since we just started. We have another one in the bit 1 place, so we add
`2`

to the total bringing the total to `3`

.
The next three bit places (bits 2 through bit 4) all have `0`

's
in them so we skip them. Our last `1`

is in the bit 5 place
which is worth `32`

, so we add `32`

to the total
so far and we have `35`

. So, `%00100011 = 35`

.
The maximum value a byte can have is `255`

.
Bit 7 | Bit 6 | Bit 5 | Bit 4 | Bit 3 | Bit 2 | Bit 1 | Bit 0 | ||

128 | 64 | 32 | 16 | 8 | 4 | 2 | 1 | ||

12 | 0 | 0 | 0 | 0 | 1 | 1 | 0 | 0 | %00001100 |

44 | 0 | 0 | 1 | 0 | 1 | 1 | 0 | 0 | %00101100 |

75 | 0 | 1 | 0 | 0 | 1 | 0 | 1 | 1 | %01001011 |

00 | 0 | 0 | 0 | 0 | 0 | 0 | 0 | 0 | %00000000 |

128 | 1 | 0 | 0 | 0 | 0 | 0 | 0 | 0 | %10000000 |

255 | 1 | 1 | 1 | 1 | 1 | 1 | 1 | 1 | %11111111 |

3 | 0 | 0 | 0 | 0 | 0 | 0 | 1 | 1 | %00000011 |

4 | 0 | 0 | 0 | 0 | 0 | 1 | 0 | 0 | %00000100 |

58 | 0 | 0 | 1 | 1 | 1 | 0 | 1 | 0 | %00111010 |

69 | 0 | 1 | 0 | 0 | 0 | 1 | 0 | 1 | %01000101 |

200 | 1 | 1 | 0 | 0 | 1 | 0 | 0 | 0 | %11001000 |

Name | Size | Visual |

Bit | A single 1 or 0 | 0 |

Nibble | Four bits | 0000 |

Byte | 8 Bits | 00000000 |

Word | Two bytes | 00000000 00000000 |

Long Word | Four bytes | 00000000 00000000 00000000 00000000 |

## Hexadecimal

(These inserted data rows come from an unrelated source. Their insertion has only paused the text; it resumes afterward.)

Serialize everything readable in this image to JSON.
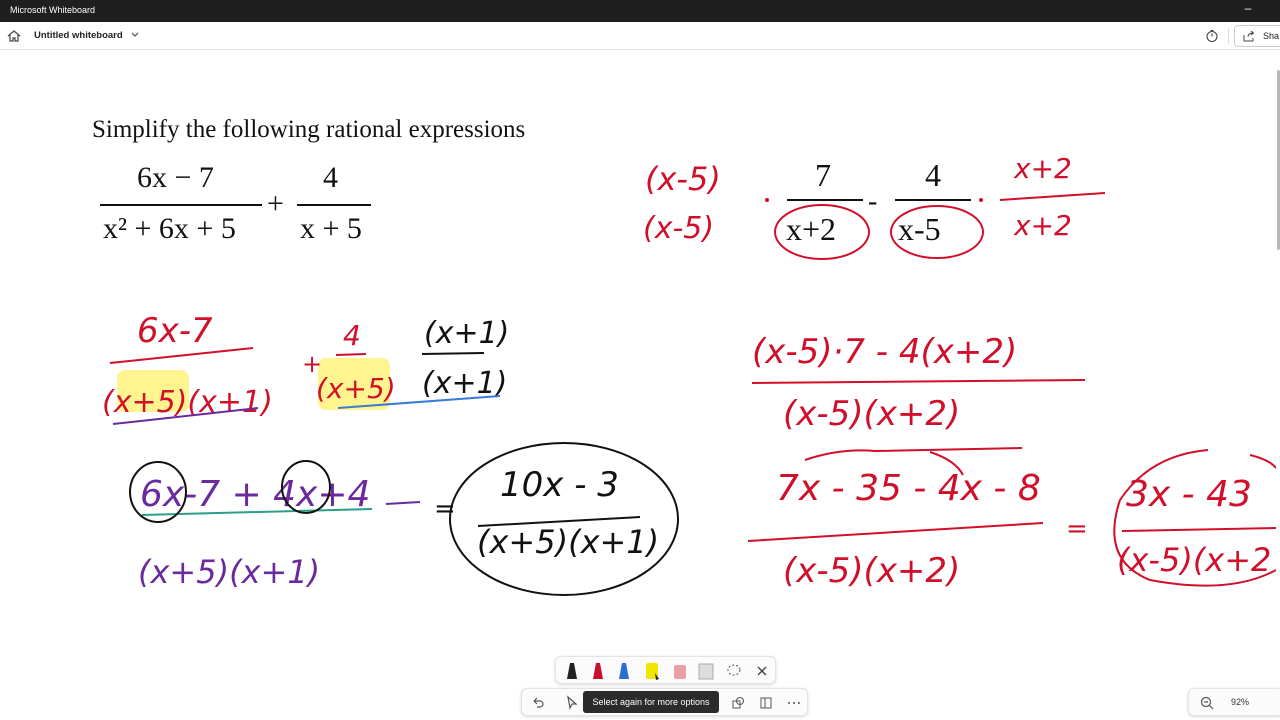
{
  "window": {
    "app_title": "Microsoft Whiteboard",
    "minimize": "–"
  },
  "appbar": {
    "board_title": "Untitled whiteboard",
    "share_label": "Sha"
  },
  "problem": {
    "title": "Simplify the following rational expressions",
    "term1_num": "6x − 7",
    "term1_den": "x² + 6x + 5",
    "plus": "+",
    "term2_num": "4",
    "term2_den": "x + 5"
  },
  "handwriting": {
    "colors": {
      "red": "#d0102b",
      "black": "#111111",
      "purple": "#6a2a9e",
      "highlight": "#fff27a"
    },
    "step1_top": {
      "lead_num": "(x-5)",
      "lead_den": "(x-5)",
      "frac1_num": "7",
      "frac1_den": "x+2",
      "minus": "-",
      "frac2_num": "4",
      "frac2_den": "x-5",
      "tail_num": "x+2",
      "tail_den": "x+2"
    },
    "step2_left": {
      "num1": "6x-7",
      "den1": "(x+5)(x+1)",
      "plus": "+",
      "num2": "4",
      "den2": "(x+5)",
      "mul_num": "(x+1)",
      "mul_den": "(x+1)"
    },
    "step3_left": {
      "numerator": "6x-7 + 4x+4",
      "denominator": "(x+5)(x+1)",
      "equals": "=",
      "answer_num": "10x - 3",
      "answer_den": "(x+5)(x+1)"
    },
    "step2_right": {
      "numerator": "(x-5)·7 - 4(x+2)",
      "denominator": "(x-5)(x+2)"
    },
    "step3_right": {
      "numerator": "7x - 35 - 4x - 8",
      "denominator": "(x-5)(x+2)",
      "equals": "=",
      "answer_num": "3x - 43",
      "answer_den": "(x-5)(x+2"
    }
  },
  "toolbar": {
    "pens": [
      "black-pen-icon",
      "red-pen-icon",
      "blue-pen-icon",
      "yellow-highlighter-icon",
      "eraser-icon",
      "ruler-icon",
      "lasso-select-icon",
      "close-icon"
    ],
    "tooltip": "Select again for more options",
    "zoom": "92%"
  }
}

Hexadecimal is our next number base used. This is on a base sixteen because there are sixteen different symbols we can use:`0,1,2,3,...9, A, B, C, D, E,`

and `F`

.
A `$`

before a number, or a `h`

after the number, denotes
that it is in hexadecimal form. The following chart is the best
way to learn the relationship between these numbers:
Dec | 1 | 2 | 3 | 4 | 5 | 6 | 7 | 8 | 9 | 10 | 11 | 12 | 13 | 14 | 15 | 16 | 17 |

Hex | 1 | 2 | 3 | 4 | 5 | 6 | 7 | 8 | 9 | a | b | c | d | e | f | 10 | 11 |

`35`

again,
the hexadecimal representation of that would be `$23`

in hexadecimal.
Dec | Hex |

1 | $1 |

23 | $17 |

52 | $34 |

12 | $0c |

255 | $ff |

128 | $80 |

69 | $45 |

95 | $5f |

74 | $4a |

111 | $6f |

## Conversions

You can practice converting numbers with simple scripts such as the Converter or you can use your TI86's Base Conversion menu by pressing the following keys: [2nd] [1]. Then you have the option of choosing any one of the following:- [F1] will give you a menu filled with the letters used in hexadecimal representation.
- [F2] will give you the symbols used to denote which base a number is in so the TI86 can understand it.
- [F3] gives you the conversion commands.
- [F4] brings up the Boolean Items discussed in the Logical Operators section.
- [F5] loads the bit manipulation routines discussed in the Shift and Rotate section.

`$`

before a number or a
`h`

after the number denotes that it's in
hexadecimal form, a `%`

before a number or a
`b`

after the number denotes that it's in binary
form, and when there's just a number without those symbols
it's just in plain old decimal form.

**More from z80 » Beginner**

Aliases // Convert from decimal to hexadecimal or binary // Flags and Conditions // Format and Compiling // Instructions // Math // Number Bases // Oh, No! It Crashed! // Registers // TI-BASIC to Asm Comparisons // TI86 Specifications // Two's Compliment // z80 Processor